Attachment and detachment points for the tranche are reviewed against expected collateral losses in order to determine whether the tranche is likely to take a writedown, and if so, by how much. The resulting cashflows are discounted at the DM / yield according to the matrix and adjustments described above. For CMBS Subs and CRE CDO, weighted average life (WAL) and principal coverage (expected principal repayment) are considered in formulating and refining the yields.

Subordinate bonds and CRE CDO may perform strongly in some scenarios, but are quick to default in others. This volatility may need to be reflected in the pricing.

Prices are then checked against parsed prices on each bond, bonds from the same deal, and bonds from the same shelf. Appropriate adjustments are made based on these observable prices. To the extent applicable, relevant indices are also considered.

Who Can Benefit from DIH’s Evaluated Prices?

CMBS are bought and sold on the over-the-counter bond market often by institutional investors and banks. Such firms utilize our evaluated prices in various ways, especially in their research and risk management.

How Firms Use Our Collateralized Mortgage Obligations Data.

Institutional investors rely upon evaluated prices from multiple sources to determine the fair value of securities traded over-the-counter. Evaluated prices are also widely used as benchmarks for comparison and defensibility.

Flexible Updates & Data Delivery Methods.

Our CMBS data is updated on a monthly basis.

You may customize our data to best suit your needs. For example, request data on all available instruments or provide a custom list.

We offer several ways to access our CMBS data:

Bulk File Download – For most of our clients, downloading our data in bulk files is most convenient. We deliver files in .CSV format via download or S3 to S3.
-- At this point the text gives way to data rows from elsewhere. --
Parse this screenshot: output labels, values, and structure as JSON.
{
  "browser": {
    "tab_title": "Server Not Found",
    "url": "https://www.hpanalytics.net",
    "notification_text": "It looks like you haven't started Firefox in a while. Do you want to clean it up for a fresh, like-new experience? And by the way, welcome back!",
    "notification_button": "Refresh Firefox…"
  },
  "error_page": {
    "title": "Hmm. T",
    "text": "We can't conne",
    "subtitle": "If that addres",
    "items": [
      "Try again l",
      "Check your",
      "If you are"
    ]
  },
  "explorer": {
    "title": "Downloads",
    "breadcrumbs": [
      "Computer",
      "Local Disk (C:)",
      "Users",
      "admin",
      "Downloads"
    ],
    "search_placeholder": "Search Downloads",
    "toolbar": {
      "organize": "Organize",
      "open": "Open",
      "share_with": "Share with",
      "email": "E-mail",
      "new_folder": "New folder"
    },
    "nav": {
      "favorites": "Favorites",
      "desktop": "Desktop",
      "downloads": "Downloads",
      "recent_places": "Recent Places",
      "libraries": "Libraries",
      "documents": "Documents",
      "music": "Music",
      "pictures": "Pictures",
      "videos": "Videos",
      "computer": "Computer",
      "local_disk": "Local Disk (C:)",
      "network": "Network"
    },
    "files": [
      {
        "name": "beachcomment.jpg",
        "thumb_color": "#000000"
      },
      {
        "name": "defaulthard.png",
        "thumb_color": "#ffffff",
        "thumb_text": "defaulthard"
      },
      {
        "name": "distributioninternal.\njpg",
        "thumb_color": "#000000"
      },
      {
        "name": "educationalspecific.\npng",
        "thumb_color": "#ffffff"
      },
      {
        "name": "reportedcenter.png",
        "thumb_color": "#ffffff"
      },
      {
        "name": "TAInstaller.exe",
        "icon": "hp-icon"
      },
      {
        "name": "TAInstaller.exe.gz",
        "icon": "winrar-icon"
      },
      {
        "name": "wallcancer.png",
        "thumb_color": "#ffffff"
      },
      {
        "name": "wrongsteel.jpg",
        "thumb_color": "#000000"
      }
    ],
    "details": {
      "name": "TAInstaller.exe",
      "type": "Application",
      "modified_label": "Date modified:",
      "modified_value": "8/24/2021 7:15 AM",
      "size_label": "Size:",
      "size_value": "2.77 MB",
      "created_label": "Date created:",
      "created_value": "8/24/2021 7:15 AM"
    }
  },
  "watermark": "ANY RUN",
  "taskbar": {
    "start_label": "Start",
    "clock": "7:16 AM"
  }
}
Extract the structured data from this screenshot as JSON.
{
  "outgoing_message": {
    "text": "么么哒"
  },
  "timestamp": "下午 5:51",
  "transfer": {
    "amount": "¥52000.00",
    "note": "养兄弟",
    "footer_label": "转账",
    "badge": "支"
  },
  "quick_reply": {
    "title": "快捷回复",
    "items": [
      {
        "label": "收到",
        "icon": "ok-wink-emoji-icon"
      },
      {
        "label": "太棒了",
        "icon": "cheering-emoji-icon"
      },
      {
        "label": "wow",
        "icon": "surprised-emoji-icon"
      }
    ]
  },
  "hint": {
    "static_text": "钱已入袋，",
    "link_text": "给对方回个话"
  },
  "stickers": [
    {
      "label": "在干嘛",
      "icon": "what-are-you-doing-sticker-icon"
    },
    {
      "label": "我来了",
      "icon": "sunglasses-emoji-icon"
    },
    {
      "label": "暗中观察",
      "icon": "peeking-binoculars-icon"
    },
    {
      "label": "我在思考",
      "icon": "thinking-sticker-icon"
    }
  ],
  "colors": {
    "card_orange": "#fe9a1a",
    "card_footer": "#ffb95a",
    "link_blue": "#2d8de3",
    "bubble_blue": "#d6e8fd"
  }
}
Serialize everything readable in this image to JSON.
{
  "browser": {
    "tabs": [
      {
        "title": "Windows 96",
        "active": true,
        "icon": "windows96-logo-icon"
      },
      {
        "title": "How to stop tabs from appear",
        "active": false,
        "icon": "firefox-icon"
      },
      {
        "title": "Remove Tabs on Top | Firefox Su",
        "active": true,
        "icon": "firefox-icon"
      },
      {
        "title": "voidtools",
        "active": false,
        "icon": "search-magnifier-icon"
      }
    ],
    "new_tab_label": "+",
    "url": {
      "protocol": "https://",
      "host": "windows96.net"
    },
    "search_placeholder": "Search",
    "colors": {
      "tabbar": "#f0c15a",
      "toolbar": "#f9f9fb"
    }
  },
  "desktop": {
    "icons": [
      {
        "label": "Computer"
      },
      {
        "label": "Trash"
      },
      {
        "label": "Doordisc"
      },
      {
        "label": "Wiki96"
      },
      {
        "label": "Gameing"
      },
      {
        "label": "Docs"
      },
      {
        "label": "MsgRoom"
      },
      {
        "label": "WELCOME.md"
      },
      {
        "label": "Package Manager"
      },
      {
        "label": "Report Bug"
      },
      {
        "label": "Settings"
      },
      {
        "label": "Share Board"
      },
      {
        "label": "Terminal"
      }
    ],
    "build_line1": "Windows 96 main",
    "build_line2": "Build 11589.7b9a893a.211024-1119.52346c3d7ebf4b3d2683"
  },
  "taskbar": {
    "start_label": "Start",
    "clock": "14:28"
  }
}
API – Some use cases are better suited for on-demand delivery of data via an API.